START Supplied material

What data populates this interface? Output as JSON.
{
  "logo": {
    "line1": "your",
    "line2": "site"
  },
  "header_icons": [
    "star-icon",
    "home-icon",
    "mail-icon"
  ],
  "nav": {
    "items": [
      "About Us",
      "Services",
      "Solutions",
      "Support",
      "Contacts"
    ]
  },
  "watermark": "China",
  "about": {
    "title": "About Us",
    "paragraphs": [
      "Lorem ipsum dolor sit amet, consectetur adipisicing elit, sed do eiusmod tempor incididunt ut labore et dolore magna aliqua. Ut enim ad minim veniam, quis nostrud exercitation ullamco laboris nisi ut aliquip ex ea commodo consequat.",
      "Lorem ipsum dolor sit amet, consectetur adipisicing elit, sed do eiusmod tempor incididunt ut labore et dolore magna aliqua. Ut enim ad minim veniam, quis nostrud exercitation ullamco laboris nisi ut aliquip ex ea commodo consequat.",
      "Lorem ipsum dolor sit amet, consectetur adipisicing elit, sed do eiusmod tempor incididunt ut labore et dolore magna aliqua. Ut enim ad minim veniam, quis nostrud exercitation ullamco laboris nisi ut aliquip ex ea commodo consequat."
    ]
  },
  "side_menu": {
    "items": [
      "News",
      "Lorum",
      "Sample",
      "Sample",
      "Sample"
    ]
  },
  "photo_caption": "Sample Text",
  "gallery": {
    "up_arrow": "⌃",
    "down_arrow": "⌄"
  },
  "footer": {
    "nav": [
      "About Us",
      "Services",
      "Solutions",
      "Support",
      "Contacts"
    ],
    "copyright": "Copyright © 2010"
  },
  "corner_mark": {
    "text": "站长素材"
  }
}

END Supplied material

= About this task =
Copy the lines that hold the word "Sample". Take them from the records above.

= Response to the exercise =
      "Sample",
      "Sample",
      "Sample"
  "photo_caption": "Sample Text",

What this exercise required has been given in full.